Tricki still won’t eat, even with Mrs. Pumphrey sitting beside him, explaining that she spoils him because she has no children or grandchildren; it’s just her and him at the holidays. But Helen has an idea when, while drinking with the farmers in the kitchen, she hears from Kitson in the midst of an argument over the worth of the veterinarians that the ewe to whom James gave anesthetic survived.

She tells James and Siegfried, and they decide to try the anesthetic on Tricki, to allow his body to recover. It might kill him, but Mrs. Pumphrey is willing to take the risk. She holds Tricki’s paw and whispers to him as he’s given the injection.

Siegfried apologizes to Diana that he didn’t spend time with her at the party and invites her to lunch on Christmas—but she has the same response as he did, and suggests a simple nightcap instead. Mrs. Hall notices Gerald cleaning up and goes to the kitchen to scold him: he’s a guest, he has to leave! But then she rethinks it and gives him a kiss on the cheek—for the mistletoe—and invites him to Christmas lunch, to his delight.

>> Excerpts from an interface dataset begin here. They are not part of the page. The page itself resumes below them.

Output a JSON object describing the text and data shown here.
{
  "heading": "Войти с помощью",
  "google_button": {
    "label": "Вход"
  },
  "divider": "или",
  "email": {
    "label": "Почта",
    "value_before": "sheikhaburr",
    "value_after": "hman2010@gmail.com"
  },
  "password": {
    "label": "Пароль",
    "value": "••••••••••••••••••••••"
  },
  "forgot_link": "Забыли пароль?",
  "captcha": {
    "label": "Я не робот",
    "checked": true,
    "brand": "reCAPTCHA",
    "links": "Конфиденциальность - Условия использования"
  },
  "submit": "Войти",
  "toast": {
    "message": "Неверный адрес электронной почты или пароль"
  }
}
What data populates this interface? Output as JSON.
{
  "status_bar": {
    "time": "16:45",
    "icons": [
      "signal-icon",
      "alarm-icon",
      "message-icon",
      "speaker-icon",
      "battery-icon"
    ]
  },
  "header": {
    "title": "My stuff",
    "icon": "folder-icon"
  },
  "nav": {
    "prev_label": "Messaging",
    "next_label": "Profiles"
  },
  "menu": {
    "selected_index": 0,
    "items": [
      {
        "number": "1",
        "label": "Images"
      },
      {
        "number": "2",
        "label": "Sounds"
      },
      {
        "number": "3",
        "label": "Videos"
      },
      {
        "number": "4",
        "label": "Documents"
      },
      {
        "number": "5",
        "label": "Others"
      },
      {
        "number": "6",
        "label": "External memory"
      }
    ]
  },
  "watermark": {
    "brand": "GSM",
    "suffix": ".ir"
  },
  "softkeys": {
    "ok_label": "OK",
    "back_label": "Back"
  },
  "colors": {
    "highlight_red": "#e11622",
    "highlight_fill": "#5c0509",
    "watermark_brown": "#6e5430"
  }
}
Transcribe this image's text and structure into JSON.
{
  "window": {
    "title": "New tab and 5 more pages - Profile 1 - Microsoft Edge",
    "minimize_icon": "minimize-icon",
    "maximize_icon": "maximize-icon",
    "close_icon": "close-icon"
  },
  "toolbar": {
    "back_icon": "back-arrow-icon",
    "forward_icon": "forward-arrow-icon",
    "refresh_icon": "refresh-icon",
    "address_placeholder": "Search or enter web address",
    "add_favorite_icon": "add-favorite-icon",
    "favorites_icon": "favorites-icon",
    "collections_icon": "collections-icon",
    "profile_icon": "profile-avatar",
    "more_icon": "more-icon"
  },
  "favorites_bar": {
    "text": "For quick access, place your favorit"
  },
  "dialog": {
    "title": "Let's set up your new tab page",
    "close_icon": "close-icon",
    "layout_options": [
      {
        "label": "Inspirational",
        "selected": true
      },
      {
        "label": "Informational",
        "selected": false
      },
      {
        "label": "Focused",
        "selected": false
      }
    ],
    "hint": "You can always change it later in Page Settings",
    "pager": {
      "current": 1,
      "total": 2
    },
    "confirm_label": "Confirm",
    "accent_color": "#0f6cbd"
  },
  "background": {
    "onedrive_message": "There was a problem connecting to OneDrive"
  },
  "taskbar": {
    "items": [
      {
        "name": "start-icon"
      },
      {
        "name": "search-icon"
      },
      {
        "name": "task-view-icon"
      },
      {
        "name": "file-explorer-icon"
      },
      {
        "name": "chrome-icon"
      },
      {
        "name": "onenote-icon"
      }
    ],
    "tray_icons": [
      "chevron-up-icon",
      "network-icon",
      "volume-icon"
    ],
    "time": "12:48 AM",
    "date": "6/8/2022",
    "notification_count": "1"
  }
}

James, Tristan, and Siegfried all wake early the next morning to check on Tricki. After a shot of adrenaline, the dog rouses to a bowl of food. He’s finally eating again. James brings him to Mrs. Pumphrey and stops in, on second thought, for a sherry with her. When he then goes to the Aldersons, he tells Helen that there would be a place for her at Skeldale House, as proven by her help with Tricki last night. The farmers open up to her in a way they won’t with James or Siegfried.

James also has a new plan for Christmas lunch.

It will be a significant meal, as Siegfried has noticed the discarded envelope from Tristan’s exam results. After some misdirection, Tristan reveals that he passed. He and his brother argue for a bit: Siegfried wants to see the letter as proof. Finally, Tristan shares it: he passed with distinction. He thanks Siegfried genuinely for all his brother has done for him since their father died, to Siegfried’s embarrassment.

And then they set off for Mrs. Pumphrey’s with food, gifts, and tree in tow. Gerald and the Aldersons come, too: James has combined the lunches. As everyone opens up the house and decorates, Siegfried and Mrs. Pumphrey play carols on the piano for everyone to sing along. “I’ll never forget your kindness,” she tells them all during their feast.

James calls his parents that evening, telling him that he misses them and thanking them for paying for his college, which led him to his current, beloved life. He then burns his carved log and recites “Auld Lang Syne.” While he, Helen, and Tristan play a game and Siegfried looks on with fondness, Mrs. Hall notices a bomber plane pass overhead. She closes the curtain and returns to the warmth of the family.